Three important mortgage rate shopping tips
You’re smart. You know that rate shopping will get you the best deal. But how do you know that you are doing it correctly and in the most effective way? After all, there are all kinds of sites that tell you that “Lenders are competing for your business, which means you get the most competitive offers,” like Lending Tree, but are they really? You might want to read this article next.
There’s only one tried and true way to get results from rate shopping, and we share it here. It doesn’t have to be time consuming, it doesn’t have to be complicated, you just need to follow this simple process.
1. Quickly figure out the range of offers you might qualify for
An easy way to figure out what you qualify, without compromising your own personal information through spammy sites, is to visit the Consumer Financial Protection Bureau’s (CFPB) amazing interest rate tool.
The reason this is such an amazing place to start is that they have aggregated real data from around the country to come up with rates you can expect to find, based on type of loan, state, and credit score. You can’t get much more customized and accurate than that!
Most other sites that aggregate rates are really just serving up ads from mortgage companies and all of these have in the fine print the words “non-binding” or something equivalent. These are teaser rates, designed to lure you into the process. The mortgage companies that post them have an incentive to make them as unnaturally low as possible – so that you click. Avoid all of those shenanigans but going directly to the CFPB interest rate site.
2. Compile a list of loan officers and get specific information
Once you have an idea of what you qualify for, you aren’t totally beholden to a loan officer to determine your future. Now it’s time to collect enough loan officer’s phone numbers and emails so that you can truly, effectively do rate shopping. You should have at least three loan officers ready to dial, ideally four.
Make sure you have at least one mortgage broker in the mix. Mortgage brokers have access to many different mortgage products, whereas a bank or mortgage banker only has access to a more limited range of products.
Get a complete quote, which consists of the following: type of product (e.g. 30 yr fixed, etc.), interest rate, loan amount, lender fee, appraisal fee. The reason that you want to make sure you collect all of this information is that sometimes a loan officer will only quote a product, interest rate, and loan amount. This leaves off fees, and without fees, you cannot effectively rate shop, simply because you don’t have enough information!
Now, in the case of an adjustable rate mortgage (ARM), you’ll want to make sure you have additional information, including lifetime max interest rate, yearly interest rate caps, index and margin (for more information on these terms, please see this page).
If you have an FHA or a conventional mortgage where you are putting less than 20% down, you’ll also want to ask for what the amount is for your mortgage insurance, as this is yet another fee that you’ll need in order to do effective rate shopping.
3. Compare quotes!
Now, you have real, complete quotes. In order to determine which quote is the best, you’ll want to look at a few factors. First, figure out how long you believe you’ll stay in your new home.

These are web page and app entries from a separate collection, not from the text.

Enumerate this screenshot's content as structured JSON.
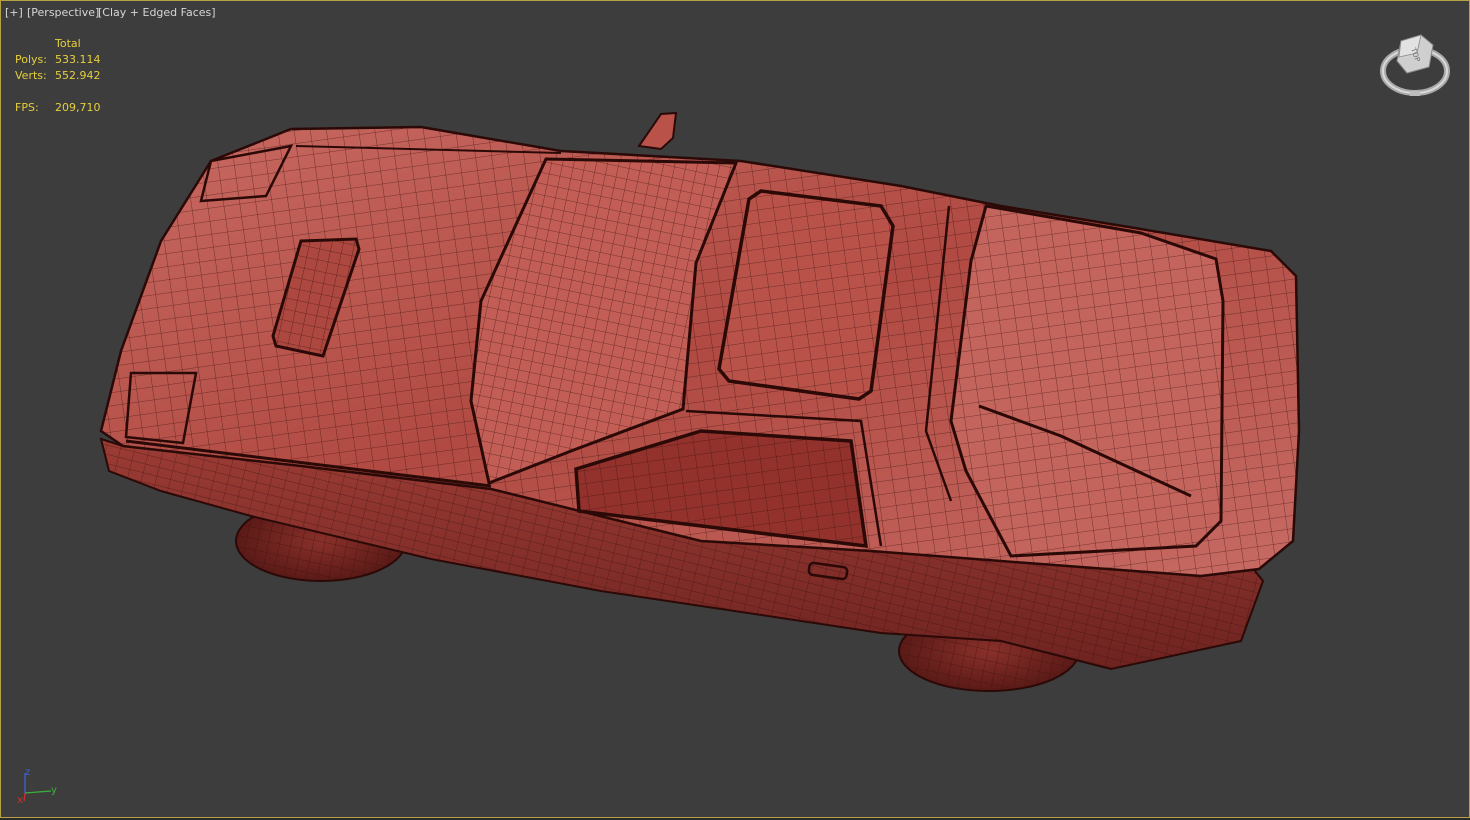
{
  "viewport": {
    "labels": {
      "plus": "[+]",
      "view": "[Perspective]",
      "shading": "[Clay + Edged Faces]"
    },
    "border_color": "#b8a144",
    "background_color": "#3d3d3d"
  },
  "stats": {
    "header": "Total",
    "polys_label": "Polys:",
    "polys_value": "533.114",
    "verts_label": "Verts:",
    "verts_value": "552.942",
    "fps_label": "FPS:",
    "fps_value": "209,710",
    "text_color": "#e6cf3c"
  },
  "model": {
    "clay_color": "#b9534a",
    "edge_color": "#3a0e0c"
  },
  "viewcube": {
    "face_label": "TOP",
    "icon": "viewcube-icon"
  },
  "axis": {
    "x": "x",
    "y": "y",
    "z": "z",
    "colors": {
      "x": "#d03030",
      "y": "#39b239",
      "z": "#3c62d8"
    }
  }
}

The reason this is important is because some offers make more sense the longer you stay in the home, and some make more sense if you are staying in your home a shorter amount of time. Once you determine how long you expect to stay in your home, you’ll want to see which loan is the least expensive for that time frame by adding up all of the costs you will incur during that time frame for each loan.

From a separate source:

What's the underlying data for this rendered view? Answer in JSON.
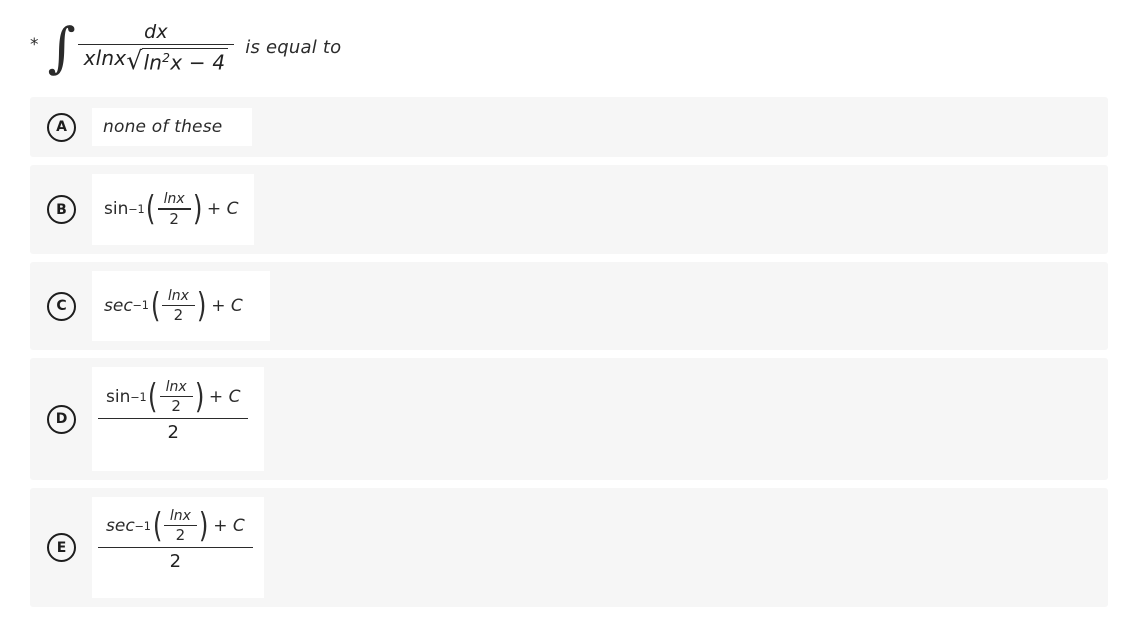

But, that’s not the only factor!
You’ll want to also look at how much equity you will build with each quote during the timeframe you expect to stay in your home. Most home buyers don’t think too much about equity, but, you’re already interested in rate shopping, which means that you are savvier than most!
Equity is built by the amount of principal that is paid back every month, plus your down payment. Out of each mortgage payment, part of the payment is interest and part is principal. The interest portion just goes to the bank while the principal portion is applied to the amount you owe on the loan. Obviously, the more principal you pay, the more equity you’ll have, which is the portion of your home which is YOURS, not owed to the bank. Confused? Watch this short video on equity to learn more.
So, before you simply rate shop by comparing costs, also sort your options by how much equity you’ll have. After all, equity is part of your net worth. Very important, indeed!